I investigated and pulled out all the relevant paperwork and created a sheet with my workings. I had to ensure that the goods were used and manufactured into a finished item to qualify for the reclaim. Once I gathered all the export information, I created a worksheet for duty reclaim which was submitted to HMRC.

Once HMRC did their investigations, the company managed to claw back £865k in duties alone during this period.

7. CCG (Customs Comprehensive Guarantee)

A company I was working for had various regimes and post UCC, if one regime expires, a new assessment would be made on all other authorisations. I was fully responsible to reapply for these authorisations and under UCC regulations had to apply for a CCG.

As the company was not authorised for AEO and with the history the CCG should have been 100% which would mean £21million. Demonstrations of compliance with correct processes and procedures in place, I Managed to get a 0% for the business.

I managed to get this again when the company had to apply for Customs Warehouse and therefore a Guarantee needed to be in place for 100% of their imports from a 3rd country. This again was a 0% guarantee from a potential £72 million.

Note:

UCC. Import, export and storage procedures following the introduction of the Union Customs Code.

8. Customs Warehouse

As part of Brexit mitigation as well as compliance, I was responsible for applying Private Customs Warehouse on behalf of a manufacturer who had various off-site storage locations.

I had to collect all the information from various applications which, as the company was not accredited with AEO happened to be 4 different application as well as reapplying for CCG (Customs Comprehensive Guarantee). This was Extremely difficult due to tasks falling outside my experience. IT interfacing with the CMS (Customs Management System), inventory management, SAP and Freight Forwarder interfaces all within the scope of the project.

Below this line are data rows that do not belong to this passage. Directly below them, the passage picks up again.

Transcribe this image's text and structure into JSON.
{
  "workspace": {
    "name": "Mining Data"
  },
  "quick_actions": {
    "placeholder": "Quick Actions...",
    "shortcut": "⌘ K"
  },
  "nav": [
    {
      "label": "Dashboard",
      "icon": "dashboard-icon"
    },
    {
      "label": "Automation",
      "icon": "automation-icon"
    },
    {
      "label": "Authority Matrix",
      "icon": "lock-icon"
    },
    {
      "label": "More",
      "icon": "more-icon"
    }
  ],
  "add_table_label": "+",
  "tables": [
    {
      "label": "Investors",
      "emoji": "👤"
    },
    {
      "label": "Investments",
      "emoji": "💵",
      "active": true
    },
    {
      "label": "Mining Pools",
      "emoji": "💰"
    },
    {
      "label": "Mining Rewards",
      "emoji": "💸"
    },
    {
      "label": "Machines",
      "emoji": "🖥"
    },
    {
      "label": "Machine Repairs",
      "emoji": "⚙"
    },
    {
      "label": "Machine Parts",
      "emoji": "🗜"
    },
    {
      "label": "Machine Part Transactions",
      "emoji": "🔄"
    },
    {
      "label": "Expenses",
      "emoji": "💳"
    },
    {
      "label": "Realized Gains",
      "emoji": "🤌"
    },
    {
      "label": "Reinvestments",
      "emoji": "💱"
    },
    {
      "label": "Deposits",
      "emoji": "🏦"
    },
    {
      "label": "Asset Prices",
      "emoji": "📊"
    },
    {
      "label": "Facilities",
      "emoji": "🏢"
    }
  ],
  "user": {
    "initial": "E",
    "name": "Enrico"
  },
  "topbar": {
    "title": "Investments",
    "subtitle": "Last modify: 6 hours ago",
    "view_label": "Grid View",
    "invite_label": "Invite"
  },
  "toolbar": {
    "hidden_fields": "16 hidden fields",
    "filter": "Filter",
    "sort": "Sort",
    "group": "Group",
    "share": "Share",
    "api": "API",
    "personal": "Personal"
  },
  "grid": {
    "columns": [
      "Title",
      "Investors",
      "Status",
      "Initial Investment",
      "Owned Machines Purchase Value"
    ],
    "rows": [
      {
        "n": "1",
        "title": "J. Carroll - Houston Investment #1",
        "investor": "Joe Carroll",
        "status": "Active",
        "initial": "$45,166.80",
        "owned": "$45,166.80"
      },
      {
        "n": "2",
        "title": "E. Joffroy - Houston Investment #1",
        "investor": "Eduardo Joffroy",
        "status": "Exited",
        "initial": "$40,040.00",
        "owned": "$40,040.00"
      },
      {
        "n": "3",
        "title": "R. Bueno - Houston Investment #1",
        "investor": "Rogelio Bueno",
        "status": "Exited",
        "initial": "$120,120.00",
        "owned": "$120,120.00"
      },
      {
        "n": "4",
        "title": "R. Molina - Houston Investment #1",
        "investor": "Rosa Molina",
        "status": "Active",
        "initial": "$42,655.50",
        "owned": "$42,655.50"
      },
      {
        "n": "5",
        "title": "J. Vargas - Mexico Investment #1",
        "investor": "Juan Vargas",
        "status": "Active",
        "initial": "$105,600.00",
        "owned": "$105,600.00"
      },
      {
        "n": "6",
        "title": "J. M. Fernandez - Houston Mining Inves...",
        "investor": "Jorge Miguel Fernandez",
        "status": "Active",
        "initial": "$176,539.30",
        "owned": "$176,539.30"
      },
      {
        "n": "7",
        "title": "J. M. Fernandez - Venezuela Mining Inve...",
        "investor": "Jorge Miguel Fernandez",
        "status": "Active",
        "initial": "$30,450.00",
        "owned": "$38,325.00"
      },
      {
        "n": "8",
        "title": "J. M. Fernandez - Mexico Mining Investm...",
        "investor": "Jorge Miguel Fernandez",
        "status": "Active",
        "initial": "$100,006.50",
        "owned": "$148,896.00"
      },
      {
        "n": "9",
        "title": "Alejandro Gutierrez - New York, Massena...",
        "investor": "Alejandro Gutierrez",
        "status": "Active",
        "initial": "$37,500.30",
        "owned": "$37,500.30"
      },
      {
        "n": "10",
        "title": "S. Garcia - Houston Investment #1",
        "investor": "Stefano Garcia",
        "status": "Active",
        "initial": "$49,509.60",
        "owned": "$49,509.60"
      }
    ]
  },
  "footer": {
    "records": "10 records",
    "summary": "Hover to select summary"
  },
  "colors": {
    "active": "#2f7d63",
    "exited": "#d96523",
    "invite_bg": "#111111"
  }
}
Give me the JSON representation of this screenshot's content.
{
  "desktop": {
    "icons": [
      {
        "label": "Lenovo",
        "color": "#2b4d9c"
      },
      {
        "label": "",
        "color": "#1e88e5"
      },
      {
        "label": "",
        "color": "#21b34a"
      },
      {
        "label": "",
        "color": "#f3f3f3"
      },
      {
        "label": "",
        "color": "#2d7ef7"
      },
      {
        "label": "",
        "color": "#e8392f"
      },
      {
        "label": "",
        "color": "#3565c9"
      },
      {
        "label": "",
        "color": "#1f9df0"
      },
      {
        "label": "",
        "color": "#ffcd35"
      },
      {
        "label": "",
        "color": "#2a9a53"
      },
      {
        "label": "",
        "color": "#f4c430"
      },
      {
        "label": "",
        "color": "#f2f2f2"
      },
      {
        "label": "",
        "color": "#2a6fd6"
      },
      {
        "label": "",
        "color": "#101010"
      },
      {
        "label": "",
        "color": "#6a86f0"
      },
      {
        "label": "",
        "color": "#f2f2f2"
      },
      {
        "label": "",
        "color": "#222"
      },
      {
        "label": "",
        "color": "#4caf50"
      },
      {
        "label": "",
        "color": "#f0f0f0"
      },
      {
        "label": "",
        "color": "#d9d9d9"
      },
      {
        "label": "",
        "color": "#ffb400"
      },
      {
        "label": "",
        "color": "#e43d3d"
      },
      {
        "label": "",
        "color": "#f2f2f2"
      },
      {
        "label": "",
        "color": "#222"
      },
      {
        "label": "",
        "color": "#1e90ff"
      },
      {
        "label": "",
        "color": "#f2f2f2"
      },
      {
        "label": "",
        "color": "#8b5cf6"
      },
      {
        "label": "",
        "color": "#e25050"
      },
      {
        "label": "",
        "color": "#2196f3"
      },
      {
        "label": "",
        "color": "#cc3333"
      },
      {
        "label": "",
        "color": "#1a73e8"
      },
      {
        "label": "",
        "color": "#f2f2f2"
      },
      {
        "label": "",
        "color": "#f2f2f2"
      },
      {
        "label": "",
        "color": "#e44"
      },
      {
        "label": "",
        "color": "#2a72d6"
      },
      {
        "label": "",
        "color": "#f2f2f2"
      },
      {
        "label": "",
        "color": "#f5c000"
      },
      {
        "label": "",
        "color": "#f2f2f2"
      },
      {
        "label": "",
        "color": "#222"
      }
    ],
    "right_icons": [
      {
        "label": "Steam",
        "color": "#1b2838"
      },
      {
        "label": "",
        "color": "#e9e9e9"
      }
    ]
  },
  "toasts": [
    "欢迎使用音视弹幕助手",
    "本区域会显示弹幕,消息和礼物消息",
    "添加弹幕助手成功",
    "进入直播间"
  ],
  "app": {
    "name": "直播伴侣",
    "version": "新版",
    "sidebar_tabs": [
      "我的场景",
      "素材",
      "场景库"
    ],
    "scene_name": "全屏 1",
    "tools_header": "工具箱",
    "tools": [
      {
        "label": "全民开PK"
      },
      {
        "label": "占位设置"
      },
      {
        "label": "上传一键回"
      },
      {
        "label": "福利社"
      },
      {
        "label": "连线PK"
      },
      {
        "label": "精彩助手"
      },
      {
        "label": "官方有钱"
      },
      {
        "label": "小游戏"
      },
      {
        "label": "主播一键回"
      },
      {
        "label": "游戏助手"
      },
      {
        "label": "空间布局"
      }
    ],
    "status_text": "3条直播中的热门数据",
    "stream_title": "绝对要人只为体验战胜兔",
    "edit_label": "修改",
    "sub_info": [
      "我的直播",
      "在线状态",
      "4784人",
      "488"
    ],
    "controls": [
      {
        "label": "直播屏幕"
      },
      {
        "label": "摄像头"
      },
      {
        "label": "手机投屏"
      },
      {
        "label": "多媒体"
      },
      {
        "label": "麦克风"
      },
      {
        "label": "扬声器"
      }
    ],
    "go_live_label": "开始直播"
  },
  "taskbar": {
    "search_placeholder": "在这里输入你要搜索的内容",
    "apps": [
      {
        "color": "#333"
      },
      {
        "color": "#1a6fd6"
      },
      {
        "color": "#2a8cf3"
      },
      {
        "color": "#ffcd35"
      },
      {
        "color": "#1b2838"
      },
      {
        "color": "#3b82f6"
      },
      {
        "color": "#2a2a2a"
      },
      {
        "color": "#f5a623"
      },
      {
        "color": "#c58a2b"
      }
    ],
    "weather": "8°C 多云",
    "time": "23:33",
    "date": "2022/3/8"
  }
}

The project was successfully completed in 3 months as well as the audit taking place during month 4. The company received their Customs Warehouse during month 5 of the project.

Note:

SAP is an acronym for Systems, Applications and Products.